Grant McFarlane from Paisley is a finalist in the BBC Radio Scotland Young Traditional Musician 2017. We asked Grant the following questions:
How did you get involved in Scottish music?
In the early years of my accordion playing, my focus was on classical and continental music competing across Scotland and further afield. However, I was always much more keen to take part and listen to the traditional competitions and quickly formed my own ceilidh band at the age of 12. After being accepted to the Conservatoire, and under the guidance of Ian Muir and John Somerville, my ability and repertoire developed greatly as I was able to immerse myself in the world of traditional music.
Why did you enter BBC Radio Scotland Young Traditional Musician Award?
The competition has been an amazing opportunity to meet other musicians, learn new material and spend some focused time on my playing. As a full-time musician, I’ve been very lucky to keep busy with various different projects over the last few years but spending time on my own playing often ends up being pushed to one side. I’m looking forward to spending more time on my playing over the next few months leading up to the finals.
What do you hope to gain from the experience?
I’m very excited to perform at the City Halls for the finals having sat in the audience for the last few years. Most of my performing experience so far has been as part of groups so I’m looking forward to the challenge of preparing my own set for such a huge stage! I hope the experience will provide further opportunities to play and work with other musicians.
Do you have any particular musical highlights?
Playing with folk band, CherryGrove, has given me some incredible opportunities over the last few years. We have been very luck to be able to travel to countries like India and Australia whilst making music with great friends. Experiencing this side of performing and the amazing places we have seen has been one of my highlights.
I have always been grateful for the opportunities given to me as a young person to play music and have been keen over the last few years to try and pass that on. In 2014, I organised a committee to deliver Fèis Phàislig, the first ever Fèis in Renfrewshire. In 2015, we had our first Fèis week which was hugely successful and gave 55 young people from across Renfrewshire the opportunity to try traditional music. This grew in 2016 to 94 children and we now deliver year round tuition with weekly lessons in accordion, fiddle, guitar and singing.
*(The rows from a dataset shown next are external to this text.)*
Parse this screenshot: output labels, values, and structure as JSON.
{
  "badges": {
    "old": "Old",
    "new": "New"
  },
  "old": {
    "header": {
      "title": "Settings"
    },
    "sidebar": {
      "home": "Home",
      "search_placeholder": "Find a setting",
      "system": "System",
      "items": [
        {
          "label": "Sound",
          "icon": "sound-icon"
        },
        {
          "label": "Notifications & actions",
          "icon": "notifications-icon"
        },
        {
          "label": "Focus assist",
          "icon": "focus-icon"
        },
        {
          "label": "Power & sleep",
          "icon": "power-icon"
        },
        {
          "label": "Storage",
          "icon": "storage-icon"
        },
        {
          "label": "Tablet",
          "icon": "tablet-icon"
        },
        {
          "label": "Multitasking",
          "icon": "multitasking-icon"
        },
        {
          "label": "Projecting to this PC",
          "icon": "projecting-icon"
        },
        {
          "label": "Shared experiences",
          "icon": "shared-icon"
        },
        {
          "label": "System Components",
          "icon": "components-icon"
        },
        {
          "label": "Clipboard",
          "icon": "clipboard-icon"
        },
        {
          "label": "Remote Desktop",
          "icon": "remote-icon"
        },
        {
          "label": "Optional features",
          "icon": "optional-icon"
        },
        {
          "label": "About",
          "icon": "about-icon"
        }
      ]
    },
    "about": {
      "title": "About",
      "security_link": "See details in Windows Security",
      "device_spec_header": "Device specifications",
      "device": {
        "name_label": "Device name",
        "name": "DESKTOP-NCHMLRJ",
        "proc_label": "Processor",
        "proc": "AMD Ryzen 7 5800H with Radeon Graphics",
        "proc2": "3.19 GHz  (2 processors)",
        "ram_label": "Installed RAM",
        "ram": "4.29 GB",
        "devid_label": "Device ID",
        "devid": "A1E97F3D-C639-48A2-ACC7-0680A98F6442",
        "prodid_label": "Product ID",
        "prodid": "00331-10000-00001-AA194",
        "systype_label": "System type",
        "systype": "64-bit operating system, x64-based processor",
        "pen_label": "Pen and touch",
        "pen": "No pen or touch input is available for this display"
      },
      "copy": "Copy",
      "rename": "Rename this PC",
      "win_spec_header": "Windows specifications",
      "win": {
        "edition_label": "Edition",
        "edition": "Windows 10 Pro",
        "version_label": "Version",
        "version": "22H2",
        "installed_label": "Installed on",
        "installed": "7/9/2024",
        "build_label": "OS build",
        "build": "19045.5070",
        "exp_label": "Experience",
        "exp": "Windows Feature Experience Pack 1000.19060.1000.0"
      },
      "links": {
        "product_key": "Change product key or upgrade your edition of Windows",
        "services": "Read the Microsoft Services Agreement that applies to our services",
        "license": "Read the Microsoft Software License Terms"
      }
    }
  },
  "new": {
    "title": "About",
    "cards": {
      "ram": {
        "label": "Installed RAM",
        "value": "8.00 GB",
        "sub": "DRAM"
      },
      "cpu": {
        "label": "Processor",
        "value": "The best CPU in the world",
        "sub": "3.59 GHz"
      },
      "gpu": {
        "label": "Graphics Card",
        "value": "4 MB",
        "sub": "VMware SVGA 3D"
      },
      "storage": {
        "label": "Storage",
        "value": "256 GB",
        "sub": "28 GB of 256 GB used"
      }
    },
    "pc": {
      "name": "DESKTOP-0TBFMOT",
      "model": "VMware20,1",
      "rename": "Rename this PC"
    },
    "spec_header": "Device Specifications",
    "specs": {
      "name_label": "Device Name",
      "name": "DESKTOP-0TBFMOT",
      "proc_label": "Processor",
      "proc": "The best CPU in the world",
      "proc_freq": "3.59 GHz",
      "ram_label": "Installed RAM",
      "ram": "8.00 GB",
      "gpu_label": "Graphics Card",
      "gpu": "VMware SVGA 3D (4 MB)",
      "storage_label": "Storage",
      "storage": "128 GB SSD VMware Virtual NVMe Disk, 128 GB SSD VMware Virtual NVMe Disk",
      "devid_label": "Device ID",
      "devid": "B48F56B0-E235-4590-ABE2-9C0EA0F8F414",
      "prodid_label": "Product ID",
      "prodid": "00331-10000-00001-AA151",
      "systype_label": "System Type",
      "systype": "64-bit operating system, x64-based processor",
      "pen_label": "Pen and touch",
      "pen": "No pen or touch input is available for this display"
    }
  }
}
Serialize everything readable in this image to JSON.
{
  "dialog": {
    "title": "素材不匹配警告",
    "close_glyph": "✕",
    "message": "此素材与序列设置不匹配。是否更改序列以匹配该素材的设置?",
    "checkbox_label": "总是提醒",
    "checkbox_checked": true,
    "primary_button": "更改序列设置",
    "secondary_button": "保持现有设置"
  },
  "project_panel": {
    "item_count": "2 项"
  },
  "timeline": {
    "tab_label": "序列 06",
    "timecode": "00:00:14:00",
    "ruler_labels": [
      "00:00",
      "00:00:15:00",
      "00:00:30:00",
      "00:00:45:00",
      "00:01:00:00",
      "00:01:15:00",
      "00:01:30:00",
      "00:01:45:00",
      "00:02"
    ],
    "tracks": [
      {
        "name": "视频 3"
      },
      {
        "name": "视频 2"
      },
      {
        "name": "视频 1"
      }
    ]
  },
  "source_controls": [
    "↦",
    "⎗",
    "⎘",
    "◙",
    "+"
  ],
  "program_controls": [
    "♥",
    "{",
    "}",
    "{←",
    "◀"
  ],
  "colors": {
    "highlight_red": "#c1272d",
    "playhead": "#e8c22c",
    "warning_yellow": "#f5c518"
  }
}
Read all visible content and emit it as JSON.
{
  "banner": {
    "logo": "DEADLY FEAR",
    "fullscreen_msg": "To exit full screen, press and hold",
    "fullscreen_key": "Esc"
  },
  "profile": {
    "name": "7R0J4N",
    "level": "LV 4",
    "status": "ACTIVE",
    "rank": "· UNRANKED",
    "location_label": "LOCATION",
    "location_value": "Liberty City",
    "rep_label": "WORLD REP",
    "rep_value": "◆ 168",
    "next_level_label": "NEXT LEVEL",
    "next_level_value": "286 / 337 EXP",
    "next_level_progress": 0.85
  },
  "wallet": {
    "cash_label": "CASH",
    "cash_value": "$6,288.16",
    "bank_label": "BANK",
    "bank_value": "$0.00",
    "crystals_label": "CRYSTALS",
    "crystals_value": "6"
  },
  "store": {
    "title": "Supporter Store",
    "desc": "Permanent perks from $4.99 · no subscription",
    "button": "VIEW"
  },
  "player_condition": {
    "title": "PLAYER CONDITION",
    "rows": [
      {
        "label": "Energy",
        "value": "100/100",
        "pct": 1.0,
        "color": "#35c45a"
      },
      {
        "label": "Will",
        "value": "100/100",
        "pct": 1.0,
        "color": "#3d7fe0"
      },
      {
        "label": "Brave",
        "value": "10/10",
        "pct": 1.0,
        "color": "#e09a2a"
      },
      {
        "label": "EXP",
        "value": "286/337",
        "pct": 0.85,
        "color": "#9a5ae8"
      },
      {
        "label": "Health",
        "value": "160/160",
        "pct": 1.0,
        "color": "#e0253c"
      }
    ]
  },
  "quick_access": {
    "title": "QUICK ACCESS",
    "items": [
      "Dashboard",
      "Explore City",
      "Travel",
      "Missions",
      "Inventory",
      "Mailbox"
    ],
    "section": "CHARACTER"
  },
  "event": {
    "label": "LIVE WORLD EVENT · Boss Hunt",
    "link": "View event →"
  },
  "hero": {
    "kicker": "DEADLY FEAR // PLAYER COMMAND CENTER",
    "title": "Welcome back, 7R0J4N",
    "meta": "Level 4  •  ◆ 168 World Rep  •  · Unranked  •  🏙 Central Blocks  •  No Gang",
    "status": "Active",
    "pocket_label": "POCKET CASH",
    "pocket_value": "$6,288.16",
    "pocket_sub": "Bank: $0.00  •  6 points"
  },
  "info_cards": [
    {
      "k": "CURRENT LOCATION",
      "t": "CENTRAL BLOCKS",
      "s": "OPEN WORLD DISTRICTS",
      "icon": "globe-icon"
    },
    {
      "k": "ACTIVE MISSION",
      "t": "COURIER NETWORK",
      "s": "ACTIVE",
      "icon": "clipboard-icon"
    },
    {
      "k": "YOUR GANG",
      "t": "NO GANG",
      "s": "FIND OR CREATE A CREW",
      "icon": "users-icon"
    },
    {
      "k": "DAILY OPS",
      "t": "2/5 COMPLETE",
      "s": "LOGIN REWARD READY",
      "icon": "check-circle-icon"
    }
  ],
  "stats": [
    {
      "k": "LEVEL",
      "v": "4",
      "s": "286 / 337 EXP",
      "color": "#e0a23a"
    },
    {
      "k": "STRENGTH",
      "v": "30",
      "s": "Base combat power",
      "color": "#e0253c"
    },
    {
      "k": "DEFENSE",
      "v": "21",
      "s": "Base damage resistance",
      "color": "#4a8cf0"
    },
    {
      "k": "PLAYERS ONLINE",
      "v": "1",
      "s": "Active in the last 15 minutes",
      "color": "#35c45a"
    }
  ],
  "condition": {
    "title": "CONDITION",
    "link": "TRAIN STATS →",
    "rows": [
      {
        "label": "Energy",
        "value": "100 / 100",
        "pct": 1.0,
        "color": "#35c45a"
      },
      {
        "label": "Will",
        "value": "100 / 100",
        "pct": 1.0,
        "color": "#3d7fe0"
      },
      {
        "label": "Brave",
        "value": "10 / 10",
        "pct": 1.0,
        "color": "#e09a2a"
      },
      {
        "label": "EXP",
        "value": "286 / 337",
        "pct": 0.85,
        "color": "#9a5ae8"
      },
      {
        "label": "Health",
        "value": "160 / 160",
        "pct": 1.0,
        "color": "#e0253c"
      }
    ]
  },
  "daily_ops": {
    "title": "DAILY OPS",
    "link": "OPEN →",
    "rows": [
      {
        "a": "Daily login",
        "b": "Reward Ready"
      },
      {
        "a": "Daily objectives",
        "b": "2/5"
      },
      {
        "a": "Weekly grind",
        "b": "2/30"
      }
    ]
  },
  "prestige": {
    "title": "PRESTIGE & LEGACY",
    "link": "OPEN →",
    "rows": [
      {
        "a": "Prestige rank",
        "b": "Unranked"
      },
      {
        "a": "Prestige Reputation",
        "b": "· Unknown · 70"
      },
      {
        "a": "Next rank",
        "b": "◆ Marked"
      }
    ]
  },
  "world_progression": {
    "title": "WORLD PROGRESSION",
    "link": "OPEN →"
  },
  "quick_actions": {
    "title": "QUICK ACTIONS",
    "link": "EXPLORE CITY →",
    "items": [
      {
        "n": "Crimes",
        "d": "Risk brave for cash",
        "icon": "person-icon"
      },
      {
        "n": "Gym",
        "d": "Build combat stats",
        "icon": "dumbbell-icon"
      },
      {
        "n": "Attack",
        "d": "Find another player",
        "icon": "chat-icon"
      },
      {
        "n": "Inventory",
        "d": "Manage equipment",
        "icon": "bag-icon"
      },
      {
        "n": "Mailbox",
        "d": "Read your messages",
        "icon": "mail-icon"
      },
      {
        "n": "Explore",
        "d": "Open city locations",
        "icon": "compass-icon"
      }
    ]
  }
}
To see so many young people being given the opportunity I was given to play music has been an amazing highlight for me and I hope to see some of them inspired to take up traditional music as a career in the future.
What are your plans for the future?
As well as carrying on my work for the Fèis in Paisley and teaching across Scotland, I’d like to work on more of my own music, both performing and composing. In the immediate future, I better get practising for the finals…
Why not buy a ticket to hear Grant McFarlane or any other of the finalists at the Grand Finals on Sunday February 5th at 5pm. The finals are part of Celtic Connections festival. If you can’t make it along the event will be broadcast on BBC Radio Scotland between 5 & 8pm and on the iPlayer afterwards.